A stuffed animal menagerie lives in my daughter’s room. Animals of all species and shapes which are lovingly jammed inside a wooden trunk at the end of her bed. Stuffed animals carry such significance for children – each with its own story and memory. There’s the sad looking dog she won at a boardwalk game at the beach. There’s the manatee her Miami-residing aunt sent her for a birthday present to remind her of Florida. There’s the first animal her dad got her on the day she was born. She sleeps with this raccoon every night. And there is even the first stuffed animal I received as a child that I passed on to her because I couldn’t bear to give it away.
My father gave me – of all things – a llama which I creatively named, “Llama.” It stands one foot tall with orange-brown glass eyes, a tuft of white bangs, and a surprising noise maker in its chest. One push creates a startling bleating sound that sends any dog in the vicinity into a frenzy. “Llama” is now very old. Its legs are bowed and a few metal supports jut out here and there. (Don’t worry, they are blunt and won’t hurt anybody.) This one stuffed animal has followed me from childhood to college to my first apartment and now – to my daughter.
So you can imagine my surprise when just the other day, my daughter announced that it was time to pass along a large selection of her stuffed animals to kids who needed them more than she did. I have been trying to get her to do this for a while. Not because I am a cruel mom, looking to break her spirit by separating her from her animals and all their furry memories. She simply has so many of them from friends and relatives and birthday party favors that it seems – well – excessive.
I suggested that she divide the animals into three piles:
1) Definite giveaways
2) Definite keepers
To my shock, she quickly created a huge pile of giveaways, a modest pile of keepers, and an understandable amount of undecided’s. A quick conversation about each of the “undecided’s” helped put them in their rightful spot.
Our next decision was to research where to donate the critters. (A decent number of groups exist that take stuffed animals. However, it important to note that many organizations request only new ones.)
We got online together and found two groups that my daughter liked that take pre-loved animals:
Project Smile: This group provides police officers with gently used stuffed animals for them to give to children who have experienced tragedy or trauma.
Loving Hugs: This group sends stuffed animals to children living in war zones, refugee camps, orphanages, and hospitals or medical facilities around the world.
You do have to cover shipping costs if the group you choose does not have a drop-off location near you. (Loving Hugs helps you save on shipping costs by accessing their UPS account and taking advantage of any volume rate reduction that may apply.)
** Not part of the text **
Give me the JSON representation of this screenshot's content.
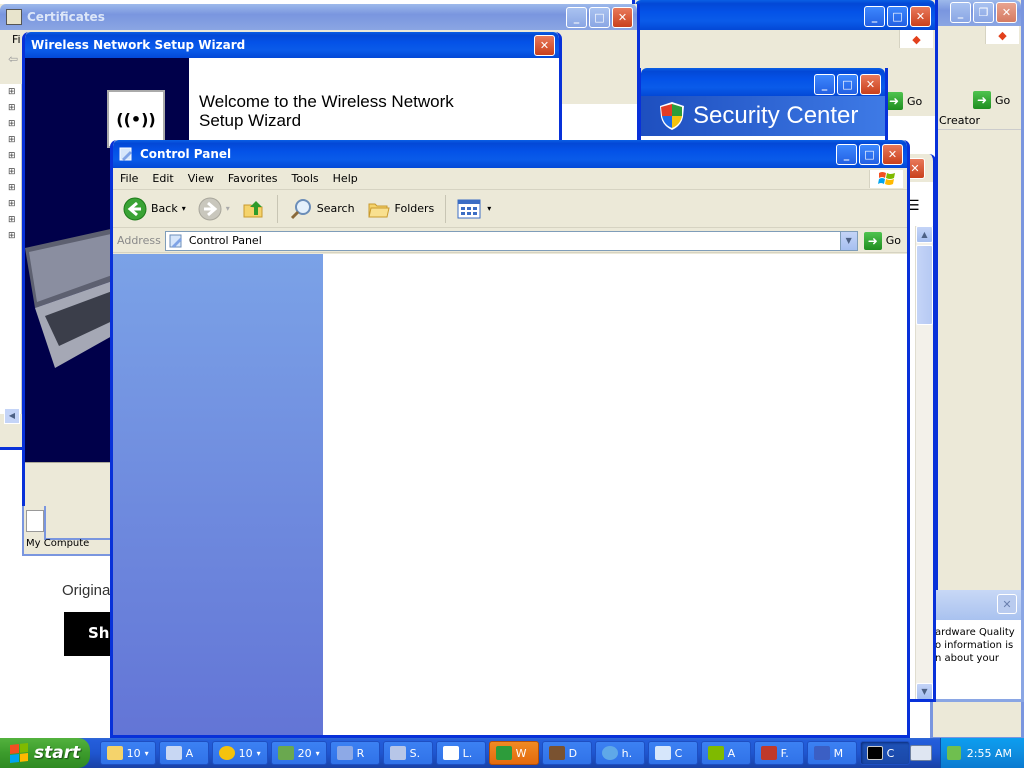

With our donation game plan in place, my daughter had one more idea. Since she was donating so many of her animals, she was wondering if she could buy one new animal for herself that had meaning. Every parent will have a different response to this, I’m sure. I decided that this was okay by me. Donating her animals was her idea in the first place. She happily selected a treasure trove of creatures to make others happy. And stuffed animals – whether old or new — carry a lot of sentimentality. Just ask “Llama” which – you will be relieved to know — remains safely in its rightful home – in the trunk at the end of my daughter’s bed.
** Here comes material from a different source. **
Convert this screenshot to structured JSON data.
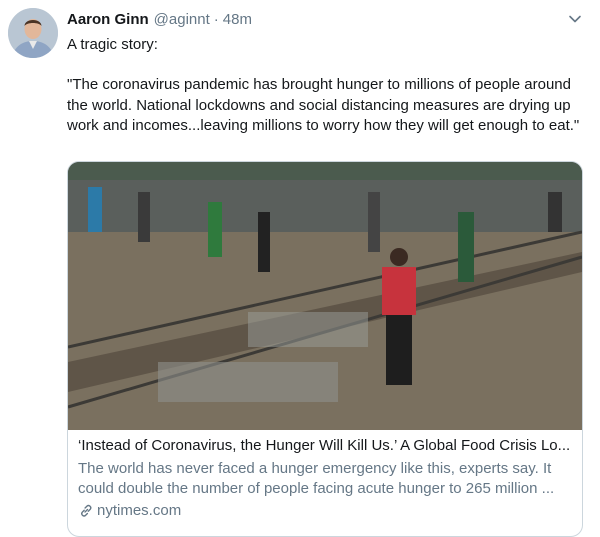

To hear about more great deeds from kids and how you can get your own children involved in the giving spirit, visit YesKidzCan.